Between the Lines
Date: Tuesday 3 February 2015
Venue: Lecture Hall
Adam Magyar (1972) finds innovative ways to use tech to observe life. That led him to capture the passing of time and freeze it into still photographs and videos. Using modified or self-built high-tech digital tools and cameras that “see” what the human eye can not see and the human nature rarely perceives, he has created mesmerizing representations of speeding subway trains and of flows of people on busy sidewalks.
Magyar depicts the synergies of man and the city, and embraces the city as home to both man and technology. With each of his series, he observes time flowing by and life pulsating in front of his eyes. In his works, he scrutinizes the transience of life and man’s inherent urge to leave some trace behind. Magyar is keen on adopting and reinventing contemporary devices like industrial machine-vision cameras to be able to produce his unique cityscapes.
Born and raised in Hungary and now based in Berlin, he travels the world extracting his images from the simple, ever-changing nature of daily urban life. “I am just an observer with a camera and a scanner”, he says.
His works have been exhibited in various solo and group shows internationally including Museum of Fine Arts Houston, the Graduate School of Design Harvard University, Julie Saul Gallery and the Transformer Station in the USA, Helsinki Photography Biennial in Finland, ERES-Foundation and BSA exhibitions in Germany, Vasarely Foundation in France, the Ethnographic Museum Budapest and Faur Zsofi Gallery in Hungary, Rhubarb Rhubarb in the UK and SoSo Gallery in South Korea. His works are present in the collections of MFAH, Deutsche Bank, the Hong Kong Heritage Museum, Microsoft and the Bidwell Projects. His photographs have been published in the book In the Life of Cities by the Graduate School of Design Harvard University, Light and Lens by Robert Hirsch, and in magazines including Matter, PDN and PQ Magazine in the USA, Flash Art and Kreativ in Hungary, Foto Magazin in Germany, the Independent on Sunday and Digital Camera Magazine in UK, Katalog in Denmark and Blow Photo in Ireland.

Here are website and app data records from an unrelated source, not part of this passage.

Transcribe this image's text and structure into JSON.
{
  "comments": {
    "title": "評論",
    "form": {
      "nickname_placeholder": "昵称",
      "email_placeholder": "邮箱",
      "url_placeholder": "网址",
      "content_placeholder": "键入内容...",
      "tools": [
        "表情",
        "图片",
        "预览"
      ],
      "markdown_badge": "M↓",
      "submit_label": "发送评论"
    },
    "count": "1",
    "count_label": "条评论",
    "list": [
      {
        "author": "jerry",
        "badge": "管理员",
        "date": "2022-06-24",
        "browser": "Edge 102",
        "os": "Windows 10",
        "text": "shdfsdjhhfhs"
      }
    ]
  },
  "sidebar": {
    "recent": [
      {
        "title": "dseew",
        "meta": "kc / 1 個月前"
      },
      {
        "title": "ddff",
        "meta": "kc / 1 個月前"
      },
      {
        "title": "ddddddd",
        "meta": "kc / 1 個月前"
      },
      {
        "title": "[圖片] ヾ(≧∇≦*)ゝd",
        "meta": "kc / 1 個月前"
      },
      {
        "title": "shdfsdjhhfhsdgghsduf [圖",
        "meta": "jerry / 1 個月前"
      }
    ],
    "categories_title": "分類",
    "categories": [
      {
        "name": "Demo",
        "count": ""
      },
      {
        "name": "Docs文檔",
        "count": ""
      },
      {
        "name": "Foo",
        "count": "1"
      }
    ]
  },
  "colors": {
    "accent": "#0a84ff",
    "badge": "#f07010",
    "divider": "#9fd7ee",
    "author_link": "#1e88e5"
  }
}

All lectures are open to members of the public, staff and students unless otherwise stated.